How do we find meaning in the events of our lives? What
do our individual lives signify in our conception of the
When we are searching for answers to the questions we
face in life, we tend to look, first of all, to our previous
experiences. We understand what is happening to us now
in reference to what happened to us before.
Often, too, we look to our religious beliefs and those
ideas we were taught when we were young. We try to understand
what we are experiencing within the framework of what
we learned about the nature of life, death, God and eternity.
Likewise, we look to history and to the ideas and interpretations
that we have received from our culture-accumulated human
knowledge, science and philosophy. The study of history
and the sciences is fundamental for understanding the
unfolding of human development and our part within it.
Our vision of life is integral when it is incorporated
into existing knowledge.
The interpretation that each of us makes of life determines
what we do with our lives-it is the reference that we
use to choose our goals and the way we will fulfill them.
Thus, to have a universal perspective and to find meaning
in life, we need to know how we relate with ideas.
Within the context of this chapter, we use the word "ideas"
to mean those thoughts which are more elevated than our
usual ones, those which promote our unfolding and enable
us to participate with all aspects of reality.
In general, people tend to adopt a conceptual panorama
through which they understand life and society. Our relationship
with that panorama generally follows certain patterns
that, to a great extent, indicate the degree to which
each of us will be able to expand by means of our experiences.
Three types of relationship with ideas can be distinguished
in this process: the emotional, the dogmatic-argumentative,
and the relationship of silence-experimentation. These

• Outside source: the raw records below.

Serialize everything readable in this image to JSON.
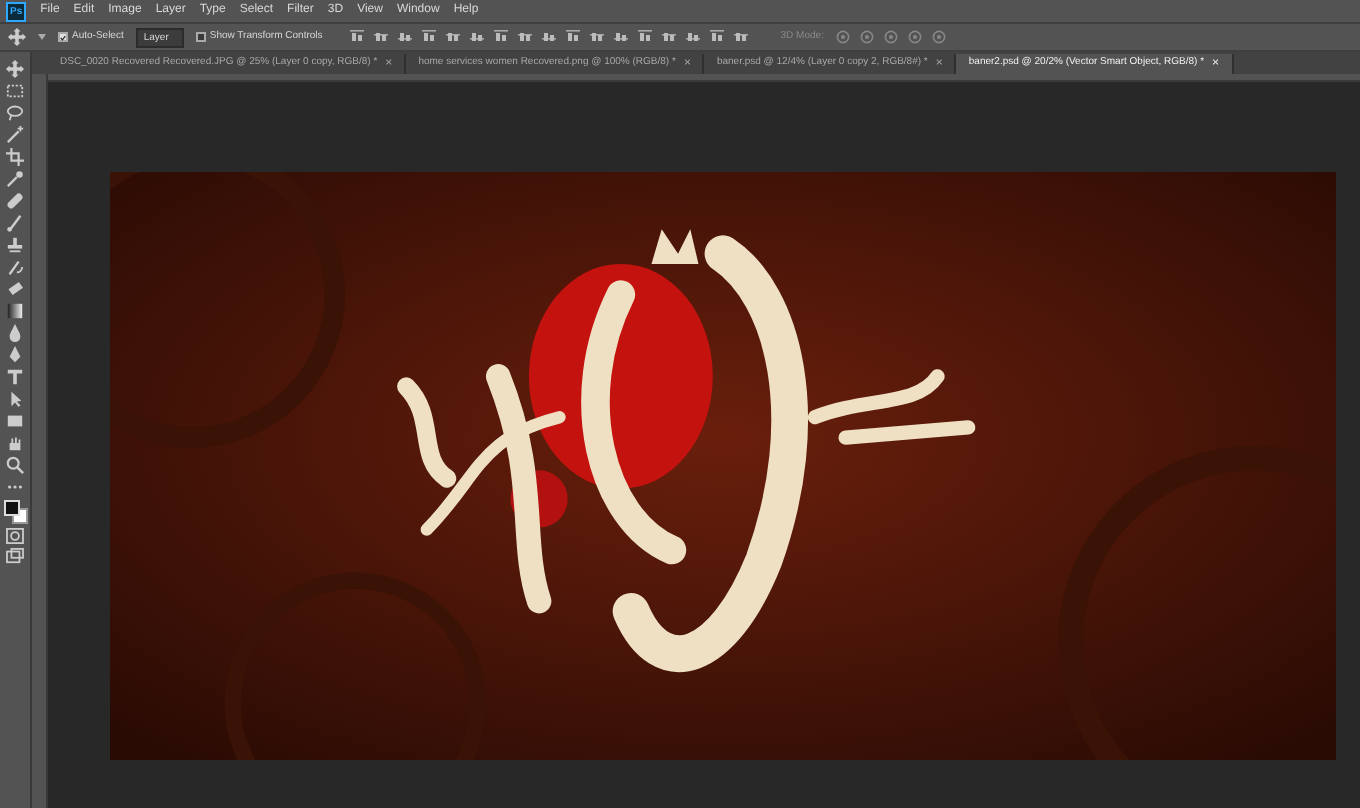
{
  "app": {
    "logo": "Ps"
  },
  "menu": [
    "File",
    "Edit",
    "Image",
    "Layer",
    "Type",
    "Select",
    "Filter",
    "3D",
    "View",
    "Window",
    "Help"
  ],
  "options_bar": {
    "auto_select": {
      "label": "Auto-Select",
      "checked": true
    },
    "target": "Layer",
    "transform_controls": {
      "label": "Show Transform Controls",
      "checked": false
    },
    "mode_label": "3D Mode:"
  },
  "tabs": [
    {
      "label": "DSC_0020 Recovered Recovered.JPG @ 25% (Layer 0 copy, RGB/8) *",
      "selected": false
    },
    {
      "label": "home services women Recovered.png @ 100% (RGB/8) *",
      "selected": false
    },
    {
      "label": "baner.psd @ 12/4% (Layer 0 copy 2, RGB/8#) *",
      "selected": false
    },
    {
      "label": "baner2.psd @ 20/2% (Vector Smart Object, RGB/8) *",
      "selected": true
    }
  ],
  "close_glyph": "×"
}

three patterns of relationship usually coexist in us in
varying proportions. It could be said that we follow one
or another of these three patterns of relationship depending
on which one predominates in us.
When we relate emotionally with ideas, we are moved by
concepts we believe to be true, but we do not really practice
them. We imagine we are living these ideas because we
are affected emotionally when we first hear about them,
and we sincerely believe in them. But since we don't recognize
any contradiction between what we believe and how we are
living, we interpret our experiences in terms of our desires,
according to our convenience, and we always find arguments
to justify our behavior. We stubbornly defend our beliefs
while, at the same time, we often deny them with our actions.
In this state of consciousness, one could even come to
the point of forgetting one's sacred principles: to love
one's neighbor, to forgive, not to kill; justifying hatred
In an emotional relationship, the reactions of attraction
and rejection have a powerful influence on our interpretation
of experiences and ideas. It is easy to generalize an
opinion solely on what we like or don't like, labeling
something as good or bad according to our own preference.
As attraction and rejection form a large part of our upbringing
and our habits, the emotional relationship with ideas
also tends to be dogmatic.
A dogmatic relationship with ideas reduces our vision
of life to a single point of view. We think our beliefs
are the only truth and we do not accept any other. We
might even project all that is wrong with society on to
those who have opinions different from ours, thinking
that they are the cause of all existing problems. Sadly,
such an attitude is all-too-common in the world, evidenced
by much separativity and hostility.
A dogmatic relationship with ideas causes conflicts and
confrontations and, no matter how much one may argue,
never leads to resolution or greater understanding. When
we are all convinced of our own opinions, we are not seeking
the truth. We want, instead, to prove that others are
wrong. Here, of course, we are referring to a certain
kind of arguing, not to those dialogues which produce
an intellectual interchange, with each member really listening
to different points of view.
An argumentative relationship with ideas is another aspect
of dogmatism and, if we were at this level, we would tend
to criticize everything that we hear. We would think we
already knew everything, and we would hold on to the preestablished
ideas we once adopted but never really analyzed. If new
knowledge coincides with our ideas, we might readily accept
it; if not, we would tend to argue about it and automatically
reject it. Our dogmatic beliefs are like a prism through
which we interpret life. All information is filtered through
our belief system and serves to confirm our own vision
of reality, supporting our certainty that we are always
We are not always conscious of our own dogmatism; interpretations
are so limiting that they can make us believe our way
of thinking is universal and that different approaches
to reality do not even exist. As long as we have this
attitude, we systematically reject all that does not agree
with our ideas and we lose the possibility of expanding
our way of thinking.